Start of Input for this task

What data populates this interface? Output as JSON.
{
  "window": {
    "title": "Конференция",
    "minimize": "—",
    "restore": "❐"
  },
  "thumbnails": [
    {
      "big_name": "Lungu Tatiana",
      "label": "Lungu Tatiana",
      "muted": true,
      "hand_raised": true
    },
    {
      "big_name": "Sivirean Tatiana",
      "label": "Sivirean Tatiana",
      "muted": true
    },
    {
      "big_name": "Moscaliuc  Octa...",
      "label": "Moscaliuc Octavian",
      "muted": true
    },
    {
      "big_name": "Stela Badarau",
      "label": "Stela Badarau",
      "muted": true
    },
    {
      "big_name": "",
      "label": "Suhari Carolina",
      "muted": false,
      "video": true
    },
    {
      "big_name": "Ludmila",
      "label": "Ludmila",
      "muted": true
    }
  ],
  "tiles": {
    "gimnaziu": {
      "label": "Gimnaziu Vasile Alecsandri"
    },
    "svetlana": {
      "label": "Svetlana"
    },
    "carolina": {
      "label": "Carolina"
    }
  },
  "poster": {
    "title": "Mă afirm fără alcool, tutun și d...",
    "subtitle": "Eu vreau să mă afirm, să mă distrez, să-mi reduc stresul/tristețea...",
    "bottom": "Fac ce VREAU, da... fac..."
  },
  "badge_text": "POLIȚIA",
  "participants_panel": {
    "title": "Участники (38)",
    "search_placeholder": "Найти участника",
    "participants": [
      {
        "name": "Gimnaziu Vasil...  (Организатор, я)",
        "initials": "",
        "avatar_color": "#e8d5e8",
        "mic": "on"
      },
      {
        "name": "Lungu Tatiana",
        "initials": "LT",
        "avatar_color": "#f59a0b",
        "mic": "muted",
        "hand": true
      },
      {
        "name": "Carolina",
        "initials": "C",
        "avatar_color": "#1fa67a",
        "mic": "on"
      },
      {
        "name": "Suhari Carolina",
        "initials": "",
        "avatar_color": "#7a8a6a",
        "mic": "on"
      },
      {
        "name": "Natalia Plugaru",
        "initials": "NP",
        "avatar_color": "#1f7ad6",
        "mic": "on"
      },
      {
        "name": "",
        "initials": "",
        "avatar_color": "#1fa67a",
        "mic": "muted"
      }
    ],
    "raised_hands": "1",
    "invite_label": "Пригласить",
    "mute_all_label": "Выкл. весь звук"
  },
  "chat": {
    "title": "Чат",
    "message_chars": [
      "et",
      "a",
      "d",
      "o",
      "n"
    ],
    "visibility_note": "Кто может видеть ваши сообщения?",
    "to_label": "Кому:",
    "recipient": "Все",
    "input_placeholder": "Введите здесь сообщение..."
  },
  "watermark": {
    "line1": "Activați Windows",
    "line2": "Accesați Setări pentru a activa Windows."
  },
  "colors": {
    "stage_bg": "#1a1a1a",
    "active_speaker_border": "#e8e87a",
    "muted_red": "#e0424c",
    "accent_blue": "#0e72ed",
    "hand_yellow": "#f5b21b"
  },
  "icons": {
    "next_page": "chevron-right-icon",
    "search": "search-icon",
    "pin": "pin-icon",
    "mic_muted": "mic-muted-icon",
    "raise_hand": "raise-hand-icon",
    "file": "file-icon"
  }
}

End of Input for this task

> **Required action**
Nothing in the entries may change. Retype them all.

> **Solution to the problem**
What data populates this interface? Output as JSON.
{
  "window": {
    "title": "Конференция",
    "minimize": "—",
    "restore": "❐"
  },
  "thumbnails": [
    {
      "big_name": "Lungu Tatiana",
      "label": "Lungu Tatiana",
      "muted": true,
      "hand_raised": true
    },
    {
      "big_name": "Sivirean Tatiana",
      "label": "Sivirean Tatiana",
      "muted": true
    },
    {
      "big_name": "Moscaliuc  Octa...",
      "label": "Moscaliuc Octavian",
      "muted": true
    },
    {
      "big_name": "Stela Badarau",
      "label": "Stela Badarau",
      "muted": true
    },
    {
      "big_name": "",
      "label": "Suhari Carolina",
      "muted": false,
      "video": true
    },
    {
      "big_name": "Ludmila",
      "label": "Ludmila",
      "muted": true
    }
  ],
  "tiles": {
    "gimnaziu": {
      "label": "Gimnaziu Vasile Alecsandri"
    },
    "svetlana": {
      "label": "Svetlana"
    },
    "carolina": {
      "label": "Carolina"
    }
  },
  "poster": {
    "title": "Mă afirm fără alcool, tutun și d...",
    "subtitle": "Eu vreau să mă afirm, să mă distrez, să-mi reduc stresul/tristețea...",
    "bottom": "Fac ce VREAU, da... fac..."
  },
  "badge_text": "POLIȚIA",
  "participants_panel": {
    "title": "Участники (38)",
    "search_placeholder": "Найти участника",
    "participants": [
      {
        "name": "Gimnaziu Vasil...  (Организатор, я)",
        "initials": "",
        "avatar_color": "#e8d5e8",
        "mic": "on"
      },
      {
        "name": "Lungu Tatiana",
        "initials": "LT",
        "avatar_color": "#f59a0b",
        "mic": "muted",
        "hand": true
      },
      {
        "name": "Carolina",
        "initials": "C",
        "avatar_color": "#1fa67a",
        "mic": "on"
      },
      {
        "name": "Suhari Carolina",
        "initials": "",
        "avatar_color": "#7a8a6a",
        "mic": "on"
      },
      {
        "name": "Natalia Plugaru",
        "initials": "NP",
        "avatar_color": "#1f7ad6",
        "mic": "on"
      },
      {
        "name": "",
        "initials": "",
        "avatar_color": "#1fa67a",
        "mic": "muted"
      }
    ],
    "raised_hands": "1",
    "invite_label": "Пригласить",
    "mute_all_label": "Выкл. весь звук"
  },
  "chat": {
    "title": "Чат",
    "message_chars": [
      "et",
      "a",
      "d",
      "o",
      "n"
    ],
    "visibility_note": "Кто может видеть ваши сообщения?",
    "to_label": "Кому:",
    "recipient": "Все",
    "input_placeholder": "Введите здесь сообщение..."
  },
  "watermark": {
    "line1": "Activați Windows",
    "line2": "Accesați Setări pentru a activa Windows."
  },
  "colors": {
    "stage_bg": "#1a1a1a",
    "active_speaker_border": "#e8e87a",
    "muted_red": "#e0424c",
    "accent_blue": "#0e72ed",
    "hand_yellow": "#f5b21b"
  },
  "icons": {
    "next_page": "chevron-right-icon",
    "search": "search-icon",
    "pin": "pin-icon",
    "mic_muted": "mic-muted-icon",
    "raise_hand": "raise-hand-icon",
    "file": "file-icon"
  }
}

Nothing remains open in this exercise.